While frustratingly vague, the idea of finding digital technologies ‘creepy’ has been a long-standing feature of human-computer-interaction. For example, attempts to engineer plausible conversational agents and chatbots have been long associated with ‘uncanny valley’ experiences of conversing with ‘someone’ who is clearly not-quite-human. Elsewhere, people continue to describe the ‘creepy’ sensations of being confronted with a particularly well-targeted advertisement on social media, and or an unnervingly prescient ‘you might like this’ recommendation on Amazon.

A few authors have attempted to better explain what ‘creepy’ means in conjunction with digital technologies.  For example, Dylan Wittkower suggests that feelings of creepiness are aligned with technologies that create an illusion of intimacy, while acting in decidedly non-intimate ways. Wittkower makes the point that intimate human-to-human interactions tend to consist of high-volume flows of information that are consensual, reciprocal and two-way. In contrast, most human-machine interactions consist of flows of information that are high-volume, but largely one-way, non-consensual and unreciprocated.

In this sense, the experience of being on social media might well sometimes feel akin to being constantly stared-at, monitored and judged by another person, who gives very little back in exchange. Of course, most digital technologies are cleverly designed to distract us from this imbalance. However, on the occasions when this imbalance is noticed then one gets the feeling of what Wittkower terms as being ‘creeped upon’.

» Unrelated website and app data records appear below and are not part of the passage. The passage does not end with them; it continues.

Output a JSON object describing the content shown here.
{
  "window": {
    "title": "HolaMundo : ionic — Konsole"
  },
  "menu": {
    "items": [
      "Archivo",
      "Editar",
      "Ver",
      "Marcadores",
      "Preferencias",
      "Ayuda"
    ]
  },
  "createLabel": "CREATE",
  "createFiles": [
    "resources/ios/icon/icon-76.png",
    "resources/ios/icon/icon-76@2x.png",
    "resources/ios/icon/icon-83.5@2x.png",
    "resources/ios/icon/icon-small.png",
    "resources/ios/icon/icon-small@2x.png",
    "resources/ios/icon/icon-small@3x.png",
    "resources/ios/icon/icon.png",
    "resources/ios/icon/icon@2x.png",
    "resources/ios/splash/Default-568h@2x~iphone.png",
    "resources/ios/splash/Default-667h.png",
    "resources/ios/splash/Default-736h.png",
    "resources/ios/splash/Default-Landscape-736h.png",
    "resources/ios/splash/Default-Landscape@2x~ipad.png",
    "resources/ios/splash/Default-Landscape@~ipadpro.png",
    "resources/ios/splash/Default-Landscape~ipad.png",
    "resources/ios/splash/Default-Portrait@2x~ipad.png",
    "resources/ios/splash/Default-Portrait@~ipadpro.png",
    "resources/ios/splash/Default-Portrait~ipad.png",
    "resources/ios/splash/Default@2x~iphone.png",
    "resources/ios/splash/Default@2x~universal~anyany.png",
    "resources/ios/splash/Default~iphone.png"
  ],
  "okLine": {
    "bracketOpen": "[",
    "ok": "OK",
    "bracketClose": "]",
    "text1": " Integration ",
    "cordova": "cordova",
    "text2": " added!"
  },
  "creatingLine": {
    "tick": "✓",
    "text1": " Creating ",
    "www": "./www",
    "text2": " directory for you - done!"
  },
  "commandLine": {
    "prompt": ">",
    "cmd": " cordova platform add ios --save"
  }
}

Alternately, Tene & Polonetsky 2013) point to data-related incursions that deviate from what individuals considered to be acceptable – when technology “rub[s] against the grain of existing social norms, creating unforeseen situations labelled creepy” (Tene & Polonetsky 2013, p.16). Similarly, Frank Pasquale points to ‘creepy’ instances when technology feels like a noticeable “deviation from the normal” – whether it be the bleed of our paid employment into our home lives, or when judgements are made about us without any clear ‘articulatable criteria’. All told, moments such as these serve to temporarily draw attention to the presence of the “unknown mechanical decision makers” that we have allowed to “sneak into our cars, bedrooms and bathrooms” (Pasquale 2020, p.135).

Of course, these breakdowns in trust, norms and intimacy and comfort are not intended to occur. We are not supposed to notice that we have uneven (and exploitative) relationships with the technologies in out lives.  Indeed, Tene and Polonetsky (2013) describe creepiness as often resulting from mis-matches between the norms of technology engineers and those who engage with their products. They also point out that creepiness might also result from initial clumsy negotiations around the technology etiquette of ‘early adopters’ of devices that might be used in public places (such as people’s initial discomfort at being in the presence of others wearing Google Glasses).

In all instances, the hope among tech developers and vendors is that the general public quickly adjust their expectations, and soon become inured to the feeling that ‘something is not quite right’. Instead, it could be argued that any instance of finding a technology ‘creepy’ is useful warning sign, rather than a momentary ‘weird’ aberration. Indeed, any time that one *does* notice a technology being ‘creepy’ should be taken as a valuable affective reminder that there is much about technology that we should not simply accept as ‘normal’ and try to get used to. 



Pasquale, F.   (2020).   New laws of robotics.  Harvard University Press

Tene, O. and Polonetsky, J. (2013). Theory of creepy: technology, privacy and shifting social norms. Yale Journal of Law and Technology, 16, 59-102 

Wittkower, D.  (2016)  Lurkers, creepers, and virtuous interactivityFirst Monday, 21(10)